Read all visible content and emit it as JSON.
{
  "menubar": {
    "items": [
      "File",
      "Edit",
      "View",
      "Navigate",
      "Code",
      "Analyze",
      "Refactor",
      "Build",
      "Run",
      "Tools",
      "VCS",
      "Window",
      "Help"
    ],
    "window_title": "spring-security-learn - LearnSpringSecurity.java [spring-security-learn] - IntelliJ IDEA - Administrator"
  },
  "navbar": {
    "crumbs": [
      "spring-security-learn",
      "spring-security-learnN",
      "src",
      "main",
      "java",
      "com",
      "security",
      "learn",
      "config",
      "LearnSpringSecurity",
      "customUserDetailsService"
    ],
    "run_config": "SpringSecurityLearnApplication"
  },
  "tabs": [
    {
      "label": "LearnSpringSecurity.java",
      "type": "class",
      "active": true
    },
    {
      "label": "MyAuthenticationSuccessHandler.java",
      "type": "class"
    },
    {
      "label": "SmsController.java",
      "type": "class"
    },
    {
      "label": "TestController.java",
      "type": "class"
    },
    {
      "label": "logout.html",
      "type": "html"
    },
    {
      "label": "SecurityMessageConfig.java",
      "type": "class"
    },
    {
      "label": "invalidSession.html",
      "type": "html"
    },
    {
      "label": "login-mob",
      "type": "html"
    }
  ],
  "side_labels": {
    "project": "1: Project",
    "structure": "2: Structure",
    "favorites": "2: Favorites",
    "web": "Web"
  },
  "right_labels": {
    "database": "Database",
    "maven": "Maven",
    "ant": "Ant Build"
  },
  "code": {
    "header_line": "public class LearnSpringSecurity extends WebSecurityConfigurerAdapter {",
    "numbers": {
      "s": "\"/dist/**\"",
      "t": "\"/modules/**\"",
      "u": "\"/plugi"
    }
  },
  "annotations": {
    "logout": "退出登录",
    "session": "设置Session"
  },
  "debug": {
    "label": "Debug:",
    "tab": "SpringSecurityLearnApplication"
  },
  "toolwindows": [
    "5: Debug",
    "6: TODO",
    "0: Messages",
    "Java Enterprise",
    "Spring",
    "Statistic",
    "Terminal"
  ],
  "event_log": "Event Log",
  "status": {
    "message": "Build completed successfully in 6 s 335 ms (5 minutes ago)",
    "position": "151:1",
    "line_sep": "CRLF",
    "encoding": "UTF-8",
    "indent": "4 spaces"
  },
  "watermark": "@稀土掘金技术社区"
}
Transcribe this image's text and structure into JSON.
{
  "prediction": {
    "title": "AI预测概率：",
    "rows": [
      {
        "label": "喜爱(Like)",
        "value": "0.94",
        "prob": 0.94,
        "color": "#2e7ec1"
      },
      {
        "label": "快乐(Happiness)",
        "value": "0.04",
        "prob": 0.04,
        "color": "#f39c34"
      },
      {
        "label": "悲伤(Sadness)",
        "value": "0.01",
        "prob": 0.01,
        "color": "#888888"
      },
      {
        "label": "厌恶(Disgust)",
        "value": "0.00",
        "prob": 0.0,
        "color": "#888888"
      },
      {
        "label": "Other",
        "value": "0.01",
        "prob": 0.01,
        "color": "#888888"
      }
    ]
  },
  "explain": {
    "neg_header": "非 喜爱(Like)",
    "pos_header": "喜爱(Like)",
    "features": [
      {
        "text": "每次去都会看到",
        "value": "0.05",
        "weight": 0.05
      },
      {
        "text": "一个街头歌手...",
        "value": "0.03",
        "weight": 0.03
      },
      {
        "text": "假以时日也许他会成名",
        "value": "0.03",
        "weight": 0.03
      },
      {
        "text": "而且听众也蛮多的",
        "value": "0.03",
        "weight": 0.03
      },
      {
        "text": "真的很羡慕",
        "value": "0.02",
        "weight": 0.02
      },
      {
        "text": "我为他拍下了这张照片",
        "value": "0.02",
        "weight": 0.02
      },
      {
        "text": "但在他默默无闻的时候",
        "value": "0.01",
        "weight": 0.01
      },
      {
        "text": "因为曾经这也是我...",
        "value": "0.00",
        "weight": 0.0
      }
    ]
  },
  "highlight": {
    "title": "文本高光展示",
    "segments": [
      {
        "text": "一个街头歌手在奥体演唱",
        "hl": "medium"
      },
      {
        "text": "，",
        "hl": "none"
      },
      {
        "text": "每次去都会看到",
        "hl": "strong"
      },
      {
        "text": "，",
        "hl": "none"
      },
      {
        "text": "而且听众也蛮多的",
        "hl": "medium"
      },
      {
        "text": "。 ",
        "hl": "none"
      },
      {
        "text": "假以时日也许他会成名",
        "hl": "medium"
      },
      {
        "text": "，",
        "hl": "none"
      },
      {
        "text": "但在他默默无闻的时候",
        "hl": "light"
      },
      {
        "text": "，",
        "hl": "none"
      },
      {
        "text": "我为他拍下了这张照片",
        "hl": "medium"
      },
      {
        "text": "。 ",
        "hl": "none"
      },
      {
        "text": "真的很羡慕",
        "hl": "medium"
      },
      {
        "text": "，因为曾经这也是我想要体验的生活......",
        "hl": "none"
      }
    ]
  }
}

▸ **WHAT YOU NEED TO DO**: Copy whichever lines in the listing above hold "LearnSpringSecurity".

▸ **WRITTEN SOLUTION**:
    "window_title": "spring-security-learn - LearnSpringSecurity.java [spring-security-learn] - IntelliJ IDEA - Administrator"
      "LearnSpringSecurity",
      "label": "LearnSpringSecurity.java",
    "header_line": "public class LearnSpringSecurity extends WebSecurityConfigurerAdapter {",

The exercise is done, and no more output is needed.